Well, if you finally reached this step, this means you should have already:
- Split your original file with WinRAR
- Created recovery volumes (Par2) with QuickPar
Now you are ready to post to Usenet. There are several Newsreaders available that support posting. Some are able to post binary files, others are not. Some newsreaders are so easy that you just highlight all the files you want to post to usenet and others are not so straight forward. For all general purposes, we are going to suggest PowerPost. PowerPost does a great job posting binaries on Usenet and it’s easy to use. One more thing, it free!
Make sure you have downloaded and installed PowerPost. Make sure to also configure PowerPost.
After you configured PowerPost, you are now ready to select your files and then post the files to Usenet. There are 2 methods in selecting the files that you would like to post.
A – select “add files” and Powerpost will open an explorer window to assist you in locating the files you need to post to usenet. Or you can just drag and drop the files you would like to post. Either method will bring up a new window.
A – Fill in your “subject header” with a title of the post (Highlighted Area). For example, if you are posting Ubuntu, a popular freeware operating system, fill in Ubuntu FreeWare. Do not change the text that follows: [$1/$2] – “$F” yEnc.
B – After you have named your subject header, click on the “Newsgroups” Tab.
This step is very similar to the “Newsgroups” tab in “how to configure PowerPost” section. Depending on your version of powerpost, selecting the Newsgroups tab may bring up a list of groups. In any case, make sure you add the groups that you would like to post to. You add the newsgroups by clicking the “add to newsgroup” button. After you have selected the newsgroups, click on the “File Order” tab.
File Order Tab:
This tab shows you what order your files are listed in. If you need to add files, you can do so by selecting the “add” button on the PowerPost interface. After you have checked your file order, click on the “Checksums and NZB” tab.

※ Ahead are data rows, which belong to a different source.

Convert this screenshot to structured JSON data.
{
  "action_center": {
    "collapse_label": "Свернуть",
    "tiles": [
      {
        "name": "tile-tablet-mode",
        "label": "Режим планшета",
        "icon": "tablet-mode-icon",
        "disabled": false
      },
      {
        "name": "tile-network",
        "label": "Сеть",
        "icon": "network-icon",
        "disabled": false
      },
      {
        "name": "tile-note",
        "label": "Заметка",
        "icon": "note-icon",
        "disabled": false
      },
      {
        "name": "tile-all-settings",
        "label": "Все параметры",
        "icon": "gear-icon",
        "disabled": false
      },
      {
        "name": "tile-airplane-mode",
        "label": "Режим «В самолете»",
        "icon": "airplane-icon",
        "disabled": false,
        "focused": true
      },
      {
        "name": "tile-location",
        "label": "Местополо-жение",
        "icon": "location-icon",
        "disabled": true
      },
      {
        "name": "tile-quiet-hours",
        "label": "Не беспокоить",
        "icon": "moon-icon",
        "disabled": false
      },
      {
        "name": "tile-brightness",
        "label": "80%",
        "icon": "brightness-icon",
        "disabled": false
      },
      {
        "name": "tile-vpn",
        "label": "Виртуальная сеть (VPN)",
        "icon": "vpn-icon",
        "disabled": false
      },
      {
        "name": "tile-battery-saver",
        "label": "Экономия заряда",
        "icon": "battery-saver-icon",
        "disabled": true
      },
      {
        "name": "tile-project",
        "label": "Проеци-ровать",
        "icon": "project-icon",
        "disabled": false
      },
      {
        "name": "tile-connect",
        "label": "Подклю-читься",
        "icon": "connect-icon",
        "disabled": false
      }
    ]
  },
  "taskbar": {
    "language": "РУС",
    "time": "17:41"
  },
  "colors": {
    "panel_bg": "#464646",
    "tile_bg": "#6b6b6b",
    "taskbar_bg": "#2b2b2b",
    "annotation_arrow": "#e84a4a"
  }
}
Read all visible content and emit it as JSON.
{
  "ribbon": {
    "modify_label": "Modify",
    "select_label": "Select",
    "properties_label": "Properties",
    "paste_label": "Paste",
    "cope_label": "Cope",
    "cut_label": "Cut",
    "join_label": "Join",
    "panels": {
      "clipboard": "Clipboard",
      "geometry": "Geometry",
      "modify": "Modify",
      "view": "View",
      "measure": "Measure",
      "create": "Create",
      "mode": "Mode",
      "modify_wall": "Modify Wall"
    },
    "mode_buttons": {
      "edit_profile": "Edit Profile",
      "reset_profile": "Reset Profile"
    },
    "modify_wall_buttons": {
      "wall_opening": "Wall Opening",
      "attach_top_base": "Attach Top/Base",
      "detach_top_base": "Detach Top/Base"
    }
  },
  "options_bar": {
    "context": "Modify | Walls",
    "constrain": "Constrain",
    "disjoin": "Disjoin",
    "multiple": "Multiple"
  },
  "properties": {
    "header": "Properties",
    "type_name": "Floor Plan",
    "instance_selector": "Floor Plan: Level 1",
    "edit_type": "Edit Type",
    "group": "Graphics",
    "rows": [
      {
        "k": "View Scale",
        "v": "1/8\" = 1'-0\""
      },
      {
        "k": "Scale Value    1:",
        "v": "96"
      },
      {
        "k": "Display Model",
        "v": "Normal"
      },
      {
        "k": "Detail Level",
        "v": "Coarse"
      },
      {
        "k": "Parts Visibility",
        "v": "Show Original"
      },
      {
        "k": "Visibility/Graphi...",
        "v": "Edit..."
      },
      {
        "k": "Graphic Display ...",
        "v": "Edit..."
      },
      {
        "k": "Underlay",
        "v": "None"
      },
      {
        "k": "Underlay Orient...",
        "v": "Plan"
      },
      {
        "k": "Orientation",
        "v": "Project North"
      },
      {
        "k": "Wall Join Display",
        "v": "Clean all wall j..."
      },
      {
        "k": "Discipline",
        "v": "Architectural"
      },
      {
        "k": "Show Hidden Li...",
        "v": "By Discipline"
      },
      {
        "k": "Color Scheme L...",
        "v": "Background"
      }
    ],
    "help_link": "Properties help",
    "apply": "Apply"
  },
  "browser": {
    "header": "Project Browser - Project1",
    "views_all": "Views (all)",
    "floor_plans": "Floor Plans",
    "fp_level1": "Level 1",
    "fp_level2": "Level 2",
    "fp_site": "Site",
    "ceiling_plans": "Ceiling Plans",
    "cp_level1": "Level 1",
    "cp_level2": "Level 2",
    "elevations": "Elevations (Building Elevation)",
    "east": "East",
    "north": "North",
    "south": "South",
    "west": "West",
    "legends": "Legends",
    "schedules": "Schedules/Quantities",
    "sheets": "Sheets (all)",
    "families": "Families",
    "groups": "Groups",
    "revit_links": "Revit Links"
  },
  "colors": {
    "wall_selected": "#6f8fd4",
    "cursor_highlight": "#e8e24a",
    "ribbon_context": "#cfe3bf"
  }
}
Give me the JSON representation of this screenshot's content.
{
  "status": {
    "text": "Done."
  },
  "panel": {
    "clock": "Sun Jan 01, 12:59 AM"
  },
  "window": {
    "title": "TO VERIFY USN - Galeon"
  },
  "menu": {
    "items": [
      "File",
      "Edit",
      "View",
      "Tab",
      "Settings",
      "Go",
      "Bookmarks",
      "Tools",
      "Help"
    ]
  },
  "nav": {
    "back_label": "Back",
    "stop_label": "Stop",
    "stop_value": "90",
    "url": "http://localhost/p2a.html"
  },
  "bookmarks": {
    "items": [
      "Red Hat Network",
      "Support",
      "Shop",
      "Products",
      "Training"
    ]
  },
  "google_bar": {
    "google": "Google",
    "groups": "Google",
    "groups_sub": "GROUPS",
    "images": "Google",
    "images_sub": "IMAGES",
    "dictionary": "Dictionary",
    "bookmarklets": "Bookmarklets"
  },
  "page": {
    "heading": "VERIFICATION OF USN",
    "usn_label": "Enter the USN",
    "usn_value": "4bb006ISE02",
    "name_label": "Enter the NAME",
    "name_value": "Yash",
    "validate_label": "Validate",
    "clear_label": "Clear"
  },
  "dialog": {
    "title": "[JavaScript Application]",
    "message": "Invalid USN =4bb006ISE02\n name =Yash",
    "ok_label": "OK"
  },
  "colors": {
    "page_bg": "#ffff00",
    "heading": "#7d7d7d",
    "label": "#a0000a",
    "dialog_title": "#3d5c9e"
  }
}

Checksums and NZB tab:
This tab really depends on preference of what utilities that you want to use. You can select create .SFV file or you can create the SFV by using a program called QuickSFV. PowerPost also allows you to create Par2 files. However, NewsgroupReviews recommends using a program called QuickPar to prepare Par2 files.
Check the “create .NZB file” option to create an NZB. Many Usenet users do not know how to download from Usenet without the help of NZB’s. Select the directory of where you want the NZB file to be created and saved. This field will most likely already be populated with a filename similar to that of the files you prepared for uploading. After you are finished with this step, click “OK.” This will bring up the original PowerPost window.
PowerPost gives you options on when you want to upload your binaries to usenet. It allows you to immediately post your files to Usenet or you can set a timer and have it automatically upload at a later time.
A – The orange envelope with the timer on it allows you to set a timer to instruct Powerpost on a specified posting time. For example, in case you are using all of your bandwidth for downloading, you may only want to upload when you go to bed. You could set the timer at your bedtime ~ 12:00 AM and that is when PowerPost will begin to upload the files to usenet with your specified configuration settings.
a.1 – You can set the time when you want powerpost to begin uploading to usenet.
a.2 – You can also set the time when you want powerpost to stop posting. If you want to activate this option, make sure to check the “activate stop time” box.
If you want to repeat these same settings daily, check the repeat box. +
B – Or if you just want to post your files immediately, click on the green envelope button with the green triangle on it. This will instruct PowerPost to begin uploading to Usenet immediately.
After you start posting, PowerPost will bring up a “Posting Progress” window.
A – Powerpost’s progress window will show you the status of each connection that you set (during configuration). The dotted bar line shows the status of each part being upload. The solid bar up top designated the total progress of the article.
B – The bottom progress bar shows the progress of the entire file or archive that you are uploading.
C – This line graph will show you the upload speed of each thread. The PowerPost progress window will also show you when you started uploading, how long you have been uploading and how much time remains.
After you progress window closes, it means that your post has finished. You can go back to the main PowerPost window to take a look at the results.
As you can see above, all of the files made it to Usenet. You will see a “POST OK” for each of the articles that you selected for posting. Congratulations, you have uploaded to Usenet.